▶ _Requirement_:
Please check every line of the listing for "content" and copy each line where it is found.

*** Material for this task ***

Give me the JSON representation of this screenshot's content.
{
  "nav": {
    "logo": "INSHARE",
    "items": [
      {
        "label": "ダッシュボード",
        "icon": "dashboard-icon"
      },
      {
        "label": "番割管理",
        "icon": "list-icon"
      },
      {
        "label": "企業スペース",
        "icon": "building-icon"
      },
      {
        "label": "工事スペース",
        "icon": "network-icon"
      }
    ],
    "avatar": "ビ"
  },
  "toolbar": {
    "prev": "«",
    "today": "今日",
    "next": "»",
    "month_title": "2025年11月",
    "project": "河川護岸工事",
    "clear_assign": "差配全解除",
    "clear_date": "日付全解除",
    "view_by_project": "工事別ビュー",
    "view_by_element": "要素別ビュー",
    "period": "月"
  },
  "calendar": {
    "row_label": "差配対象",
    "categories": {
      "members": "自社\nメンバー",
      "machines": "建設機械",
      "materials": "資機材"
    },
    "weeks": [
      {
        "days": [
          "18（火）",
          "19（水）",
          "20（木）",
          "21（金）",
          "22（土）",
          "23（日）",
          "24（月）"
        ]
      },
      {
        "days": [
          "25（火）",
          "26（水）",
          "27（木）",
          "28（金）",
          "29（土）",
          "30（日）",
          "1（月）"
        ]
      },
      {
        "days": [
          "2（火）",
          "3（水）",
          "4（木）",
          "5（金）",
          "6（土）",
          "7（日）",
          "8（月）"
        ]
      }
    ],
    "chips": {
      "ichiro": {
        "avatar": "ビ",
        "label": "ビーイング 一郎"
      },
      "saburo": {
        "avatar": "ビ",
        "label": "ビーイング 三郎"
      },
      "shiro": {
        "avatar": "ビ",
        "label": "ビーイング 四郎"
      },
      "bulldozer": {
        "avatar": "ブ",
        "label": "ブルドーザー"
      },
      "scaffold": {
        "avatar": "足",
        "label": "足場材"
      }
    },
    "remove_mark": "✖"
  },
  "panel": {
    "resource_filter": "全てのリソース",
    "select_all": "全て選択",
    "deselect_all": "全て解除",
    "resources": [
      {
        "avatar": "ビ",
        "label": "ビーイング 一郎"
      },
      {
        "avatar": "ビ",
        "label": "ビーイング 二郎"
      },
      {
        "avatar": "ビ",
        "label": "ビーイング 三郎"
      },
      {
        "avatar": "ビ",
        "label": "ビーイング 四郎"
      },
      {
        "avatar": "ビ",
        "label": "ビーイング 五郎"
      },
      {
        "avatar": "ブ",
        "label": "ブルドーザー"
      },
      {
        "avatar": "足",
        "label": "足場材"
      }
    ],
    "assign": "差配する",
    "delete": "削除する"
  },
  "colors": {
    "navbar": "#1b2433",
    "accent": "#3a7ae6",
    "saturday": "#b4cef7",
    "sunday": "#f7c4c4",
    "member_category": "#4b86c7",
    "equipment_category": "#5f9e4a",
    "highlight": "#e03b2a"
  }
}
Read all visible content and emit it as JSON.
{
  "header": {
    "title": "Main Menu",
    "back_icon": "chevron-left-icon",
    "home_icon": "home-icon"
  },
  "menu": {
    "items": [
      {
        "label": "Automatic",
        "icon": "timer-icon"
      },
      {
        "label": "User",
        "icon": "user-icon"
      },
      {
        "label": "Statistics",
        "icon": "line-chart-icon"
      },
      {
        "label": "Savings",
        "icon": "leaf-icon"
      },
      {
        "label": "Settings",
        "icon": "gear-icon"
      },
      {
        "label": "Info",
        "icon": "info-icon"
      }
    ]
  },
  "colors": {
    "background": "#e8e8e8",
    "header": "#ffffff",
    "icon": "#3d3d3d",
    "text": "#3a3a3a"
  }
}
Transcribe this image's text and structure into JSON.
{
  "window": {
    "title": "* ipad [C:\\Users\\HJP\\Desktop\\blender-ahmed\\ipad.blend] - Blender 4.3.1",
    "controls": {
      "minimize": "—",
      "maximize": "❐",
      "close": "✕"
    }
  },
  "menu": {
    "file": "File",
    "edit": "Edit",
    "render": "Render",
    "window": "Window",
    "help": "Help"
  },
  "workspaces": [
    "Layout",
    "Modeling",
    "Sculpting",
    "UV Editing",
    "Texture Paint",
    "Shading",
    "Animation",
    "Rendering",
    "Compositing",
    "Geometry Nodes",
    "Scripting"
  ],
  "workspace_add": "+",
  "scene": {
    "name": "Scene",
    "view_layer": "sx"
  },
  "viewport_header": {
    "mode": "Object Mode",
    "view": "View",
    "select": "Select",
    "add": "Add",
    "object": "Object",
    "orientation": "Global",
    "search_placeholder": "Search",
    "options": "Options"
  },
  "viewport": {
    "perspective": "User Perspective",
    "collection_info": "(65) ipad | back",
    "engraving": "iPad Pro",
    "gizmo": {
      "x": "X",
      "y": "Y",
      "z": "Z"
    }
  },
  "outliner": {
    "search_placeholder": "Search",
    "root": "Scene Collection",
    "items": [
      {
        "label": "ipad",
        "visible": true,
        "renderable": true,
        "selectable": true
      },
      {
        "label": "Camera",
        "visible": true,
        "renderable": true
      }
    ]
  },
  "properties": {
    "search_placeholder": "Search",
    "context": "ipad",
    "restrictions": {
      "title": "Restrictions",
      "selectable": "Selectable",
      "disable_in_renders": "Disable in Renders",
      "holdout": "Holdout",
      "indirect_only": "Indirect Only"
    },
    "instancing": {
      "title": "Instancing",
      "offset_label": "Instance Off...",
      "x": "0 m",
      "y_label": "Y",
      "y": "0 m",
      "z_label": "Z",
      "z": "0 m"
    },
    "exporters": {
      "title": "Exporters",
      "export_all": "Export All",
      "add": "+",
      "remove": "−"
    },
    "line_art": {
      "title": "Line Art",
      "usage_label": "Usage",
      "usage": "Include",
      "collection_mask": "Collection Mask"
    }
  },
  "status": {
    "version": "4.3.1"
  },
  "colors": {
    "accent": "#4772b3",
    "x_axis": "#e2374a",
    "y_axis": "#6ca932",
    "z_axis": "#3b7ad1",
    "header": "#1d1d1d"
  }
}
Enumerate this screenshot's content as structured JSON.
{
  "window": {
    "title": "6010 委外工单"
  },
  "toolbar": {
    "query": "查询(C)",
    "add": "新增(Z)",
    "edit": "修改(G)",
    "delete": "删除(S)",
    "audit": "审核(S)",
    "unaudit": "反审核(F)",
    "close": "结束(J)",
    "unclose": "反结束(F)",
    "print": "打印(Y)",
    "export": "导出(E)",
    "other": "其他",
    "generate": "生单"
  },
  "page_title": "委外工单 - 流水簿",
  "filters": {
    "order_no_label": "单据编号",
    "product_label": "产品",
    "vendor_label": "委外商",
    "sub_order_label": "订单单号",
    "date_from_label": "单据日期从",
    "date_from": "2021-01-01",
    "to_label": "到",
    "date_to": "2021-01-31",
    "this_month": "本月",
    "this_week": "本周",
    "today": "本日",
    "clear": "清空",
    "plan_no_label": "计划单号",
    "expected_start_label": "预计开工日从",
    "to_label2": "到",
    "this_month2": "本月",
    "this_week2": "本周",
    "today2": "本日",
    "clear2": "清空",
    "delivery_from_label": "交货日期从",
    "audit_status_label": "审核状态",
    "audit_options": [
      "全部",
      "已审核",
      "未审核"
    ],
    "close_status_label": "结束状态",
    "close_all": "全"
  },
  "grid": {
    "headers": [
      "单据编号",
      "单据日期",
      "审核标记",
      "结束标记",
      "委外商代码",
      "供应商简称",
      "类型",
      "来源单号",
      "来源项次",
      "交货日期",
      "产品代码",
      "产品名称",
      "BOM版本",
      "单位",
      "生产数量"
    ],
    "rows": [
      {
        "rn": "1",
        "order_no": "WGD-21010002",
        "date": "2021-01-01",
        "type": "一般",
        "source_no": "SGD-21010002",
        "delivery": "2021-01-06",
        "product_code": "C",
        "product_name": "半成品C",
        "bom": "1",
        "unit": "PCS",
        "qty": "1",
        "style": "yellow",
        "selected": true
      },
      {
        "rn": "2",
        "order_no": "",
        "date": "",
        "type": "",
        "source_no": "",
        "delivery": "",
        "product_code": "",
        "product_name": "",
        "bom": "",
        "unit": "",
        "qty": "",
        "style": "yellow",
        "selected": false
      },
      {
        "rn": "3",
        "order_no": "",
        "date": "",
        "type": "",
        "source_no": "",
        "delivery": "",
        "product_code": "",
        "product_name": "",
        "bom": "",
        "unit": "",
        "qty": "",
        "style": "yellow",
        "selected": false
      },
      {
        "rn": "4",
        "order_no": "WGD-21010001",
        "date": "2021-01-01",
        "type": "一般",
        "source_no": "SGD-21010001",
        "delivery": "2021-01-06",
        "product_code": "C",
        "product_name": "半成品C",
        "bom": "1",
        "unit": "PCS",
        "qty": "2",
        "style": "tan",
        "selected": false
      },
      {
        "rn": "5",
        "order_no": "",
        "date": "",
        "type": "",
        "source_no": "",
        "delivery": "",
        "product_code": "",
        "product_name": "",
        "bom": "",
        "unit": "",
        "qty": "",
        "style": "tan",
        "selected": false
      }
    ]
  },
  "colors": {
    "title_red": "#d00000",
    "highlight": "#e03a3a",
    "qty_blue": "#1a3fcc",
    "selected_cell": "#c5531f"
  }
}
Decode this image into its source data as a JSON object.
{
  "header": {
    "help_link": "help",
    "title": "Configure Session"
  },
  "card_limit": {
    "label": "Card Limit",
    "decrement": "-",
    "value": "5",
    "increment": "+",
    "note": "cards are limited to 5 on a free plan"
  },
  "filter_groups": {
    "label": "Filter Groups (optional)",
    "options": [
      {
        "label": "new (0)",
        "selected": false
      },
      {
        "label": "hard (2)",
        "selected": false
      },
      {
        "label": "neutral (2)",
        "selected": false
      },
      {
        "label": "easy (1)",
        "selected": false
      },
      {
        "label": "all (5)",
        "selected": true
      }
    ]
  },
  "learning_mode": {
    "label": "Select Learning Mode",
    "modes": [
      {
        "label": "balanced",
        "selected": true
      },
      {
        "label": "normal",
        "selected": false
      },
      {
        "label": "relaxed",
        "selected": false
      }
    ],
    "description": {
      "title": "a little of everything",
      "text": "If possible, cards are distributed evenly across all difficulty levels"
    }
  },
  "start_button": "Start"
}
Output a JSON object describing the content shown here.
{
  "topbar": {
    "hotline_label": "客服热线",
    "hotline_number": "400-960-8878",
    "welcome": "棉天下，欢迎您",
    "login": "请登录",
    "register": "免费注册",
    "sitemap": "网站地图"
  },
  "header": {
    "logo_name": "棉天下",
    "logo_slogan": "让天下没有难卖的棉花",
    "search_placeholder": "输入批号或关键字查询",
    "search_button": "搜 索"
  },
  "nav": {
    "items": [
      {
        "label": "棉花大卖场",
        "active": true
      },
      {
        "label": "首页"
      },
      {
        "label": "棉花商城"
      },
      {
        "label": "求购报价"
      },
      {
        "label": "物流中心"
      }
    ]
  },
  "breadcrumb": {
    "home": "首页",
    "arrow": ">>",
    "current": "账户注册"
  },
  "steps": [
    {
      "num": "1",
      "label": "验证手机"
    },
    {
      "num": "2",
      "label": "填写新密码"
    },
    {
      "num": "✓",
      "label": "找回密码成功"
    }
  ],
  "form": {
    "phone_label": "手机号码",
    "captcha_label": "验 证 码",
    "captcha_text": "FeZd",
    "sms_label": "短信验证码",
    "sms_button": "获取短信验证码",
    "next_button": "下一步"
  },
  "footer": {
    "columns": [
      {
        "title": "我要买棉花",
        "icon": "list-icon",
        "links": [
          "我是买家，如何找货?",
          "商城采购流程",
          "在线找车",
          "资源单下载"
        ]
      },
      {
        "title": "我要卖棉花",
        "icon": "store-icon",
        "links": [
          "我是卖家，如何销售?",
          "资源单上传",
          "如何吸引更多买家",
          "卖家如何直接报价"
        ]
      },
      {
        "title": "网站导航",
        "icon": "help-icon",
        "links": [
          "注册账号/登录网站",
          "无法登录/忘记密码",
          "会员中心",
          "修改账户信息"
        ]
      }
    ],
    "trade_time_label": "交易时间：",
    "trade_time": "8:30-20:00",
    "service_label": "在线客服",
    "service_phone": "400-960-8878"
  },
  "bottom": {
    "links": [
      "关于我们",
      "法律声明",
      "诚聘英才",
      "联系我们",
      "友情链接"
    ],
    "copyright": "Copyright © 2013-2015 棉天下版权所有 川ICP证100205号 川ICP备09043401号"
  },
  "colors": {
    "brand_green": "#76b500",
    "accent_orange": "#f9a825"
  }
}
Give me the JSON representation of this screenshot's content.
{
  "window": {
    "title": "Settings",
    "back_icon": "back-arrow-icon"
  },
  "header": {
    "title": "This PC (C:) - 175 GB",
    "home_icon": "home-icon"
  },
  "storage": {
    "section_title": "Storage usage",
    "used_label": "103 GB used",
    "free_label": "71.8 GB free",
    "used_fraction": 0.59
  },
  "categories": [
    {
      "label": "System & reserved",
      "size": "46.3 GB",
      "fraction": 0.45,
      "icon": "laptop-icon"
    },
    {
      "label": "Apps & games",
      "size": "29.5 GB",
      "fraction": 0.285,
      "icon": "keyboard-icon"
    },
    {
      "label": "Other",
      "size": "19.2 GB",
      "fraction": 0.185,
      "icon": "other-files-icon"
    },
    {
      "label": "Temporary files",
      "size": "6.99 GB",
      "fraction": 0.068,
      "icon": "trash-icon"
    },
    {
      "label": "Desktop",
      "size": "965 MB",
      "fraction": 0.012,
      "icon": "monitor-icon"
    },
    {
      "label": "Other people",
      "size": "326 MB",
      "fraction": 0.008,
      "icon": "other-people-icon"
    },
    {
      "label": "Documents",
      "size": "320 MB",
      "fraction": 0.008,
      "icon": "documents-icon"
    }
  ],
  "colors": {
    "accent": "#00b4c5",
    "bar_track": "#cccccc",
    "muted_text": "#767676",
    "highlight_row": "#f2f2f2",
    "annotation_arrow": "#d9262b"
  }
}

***

▶ _Expected output_:
Give me the JSON representation of this screenshot's content.
Read all visible content and emit it as JSON.
Enumerate this screenshot's content as structured JSON.
Output a JSON object describing the content shown here.
Give me the JSON representation of this screenshot's content.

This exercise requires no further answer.